Aim of the exercise
Return, from the data below, each line that contains the word "icon".

==========

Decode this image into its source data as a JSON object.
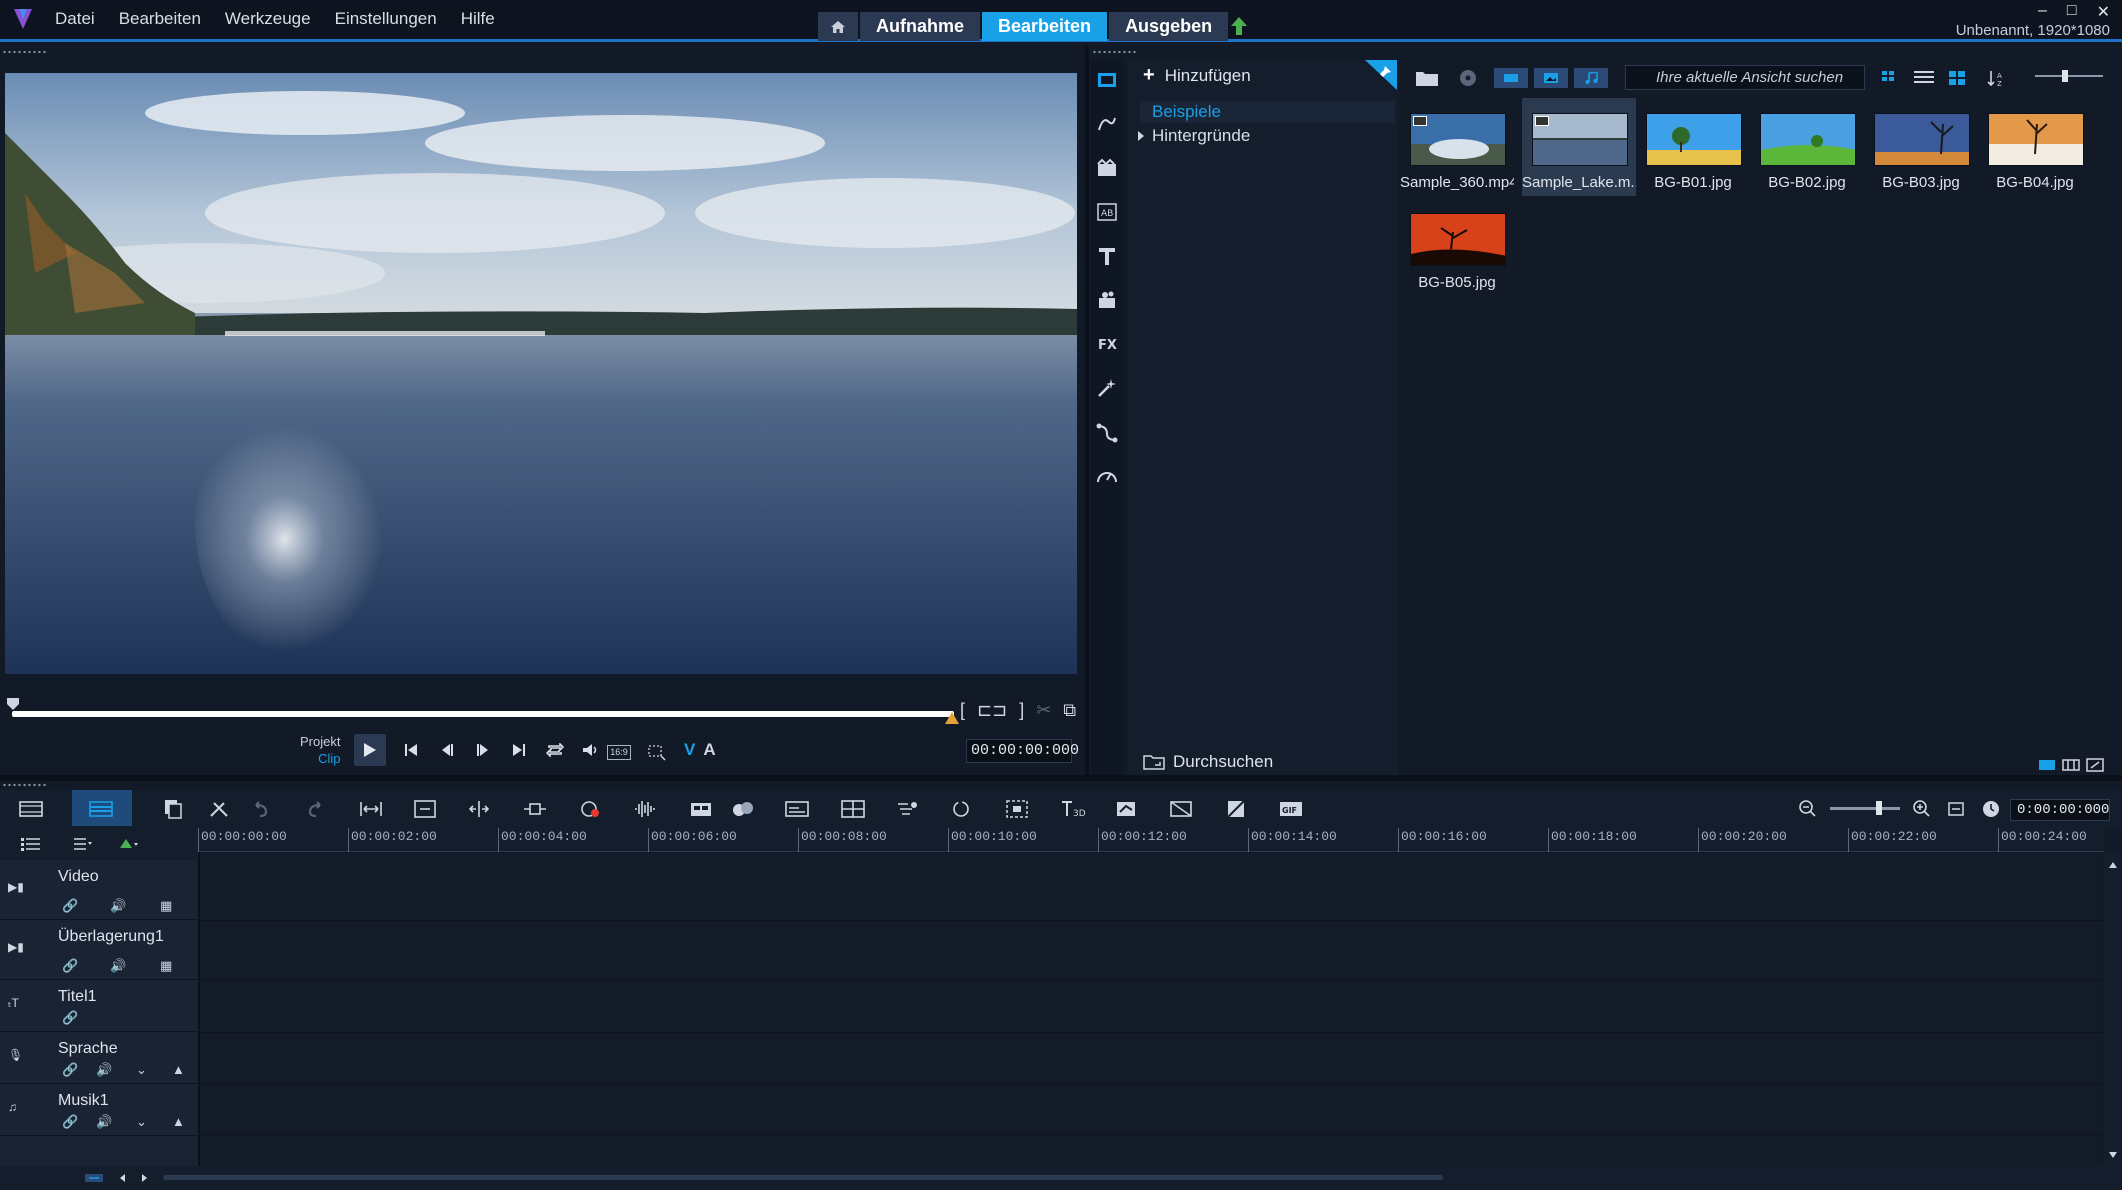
{
  "menu": [
    "Datei",
    "Bearbeiten",
    "Werkzeuge",
    "Einstellungen",
    "Hilfe"
  ],
  "modes": {
    "capture": "Aufnahme",
    "edit": "Bearbeiten",
    "share": "Ausgeben"
  },
  "window": {
    "project_info": "Unbenannt, 1920*1080",
    "minimize": "–",
    "maximize": "□",
    "close": "✕"
  },
  "player": {
    "project_label": "Projekt",
    "clip_label": "Clip",
    "timecode": "00:00:00:000",
    "aspect_ratio": "16:9",
    "video_toggle": "V",
    "audio_toggle": "A"
  },
  "library": {
    "add_label": "Hinzufügen",
    "tree": [
      "Beispiele",
      "Hintergründe"
    ],
    "browse_label": "Durchsuchen",
    "search_placeholder": "Ihre aktuelle Ansicht suchen",
    "items": [
      {
        "label": "Sample_360.mp4",
        "kind": "video"
      },
      {
        "label": "Sample_Lake.m...",
        "kind": "video",
        "selected": true
      },
      {
        "label": "BG-B01.jpg",
        "kind": "image"
      },
      {
        "label": "BG-B02.jpg",
        "kind": "image"
      },
      {
        "label": "BG-B03.jpg",
        "kind": "image"
      },
      {
        "label": "BG-B04.jpg",
        "kind": "image"
      },
      {
        "label": "BG-B05.jpg",
        "kind": "image"
      }
    ]
  },
  "timeline": {
    "timecode": "0:00:00:000",
    "ruler": [
      "00:00:00:00",
      "00:00:02:00",
      "00:00:04:00",
      "00:00:06:00",
      "00:00:08:00",
      "00:00:10:00",
      "00:00:12:00",
      "00:00:14:00",
      "00:00:16:00",
      "00:00:18:00",
      "00:00:20:00",
      "00:00:22:00",
      "00:00:24:00"
    ],
    "tracks": [
      {
        "name": "Video",
        "icon": "camera-icon"
      },
      {
        "name": "Überlagerung1",
        "icon": "overlay-camera-icon"
      },
      {
        "name": "Titel1",
        "icon": "title-icon"
      },
      {
        "name": "Sprache",
        "icon": "microphone-icon"
      },
      {
        "name": "Musik1",
        "icon": "music-icon"
      }
    ]
  },
  "colors": {
    "accent": "#1aa0e6",
    "background": "#121a27",
    "panel": "#141d2c"
  }
}
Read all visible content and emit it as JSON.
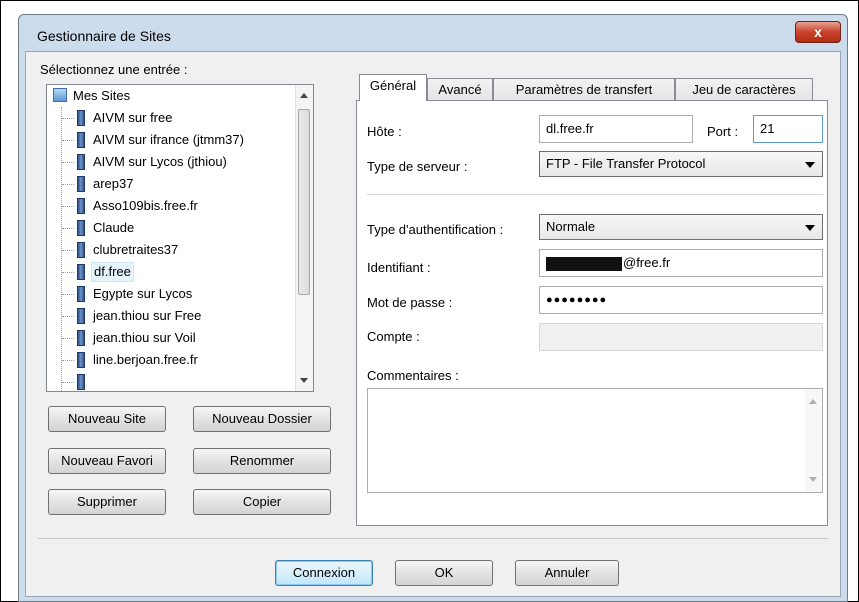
{
  "window": {
    "title": "Gestionnaire de Sites",
    "close_glyph": "x"
  },
  "site_list": {
    "label": "Sélectionnez une entrée :",
    "root": "Mes Sites",
    "items": [
      "AIVM sur free",
      "AIVM sur ifrance (jtmm37)",
      "AIVM sur Lycos (jthiou)",
      "arep37",
      "Asso109bis.free.fr",
      "Claude",
      "clubretraites37",
      "df.free",
      "Egypte sur Lycos",
      "jean.thiou sur Free",
      "jean.thiou sur Voil",
      "line.berjoan.free.fr"
    ],
    "selected": "df.free"
  },
  "buttons": {
    "new_site": "Nouveau Site",
    "new_folder": "Nouveau Dossier",
    "new_bookmark": "Nouveau Favori",
    "rename": "Renommer",
    "delete": "Supprimer",
    "copy": "Copier",
    "connect": "Connexion",
    "ok": "OK",
    "cancel": "Annuler"
  },
  "tabs": [
    "Général",
    "Avancé",
    "Paramètres de transfert",
    "Jeu de caractères"
  ],
  "active_tab": "Général",
  "general": {
    "host_label": "Hôte :",
    "host_value": "dl.free.fr",
    "port_label": "Port :",
    "port_value": "21",
    "server_type_label": "Type de serveur :",
    "server_type_value": "FTP - File Transfer Protocol",
    "auth_type_label": "Type d'authentification :",
    "auth_type_value": "Normale",
    "login_label": "Identifiant :",
    "login_value_suffix": "@free.fr",
    "password_label": "Mot de passe :",
    "password_value": "●●●●●●●●",
    "account_label": "Compte :",
    "account_value": "",
    "comments_label": "Commentaires :",
    "comments_value": ""
  }
}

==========

Solution to this exercise
        "icon": "camera-icon"
        "icon": "overlay-camera-icon"
        "icon": "title-icon"
        "icon": "microphone-icon"
        "icon": "music-icon"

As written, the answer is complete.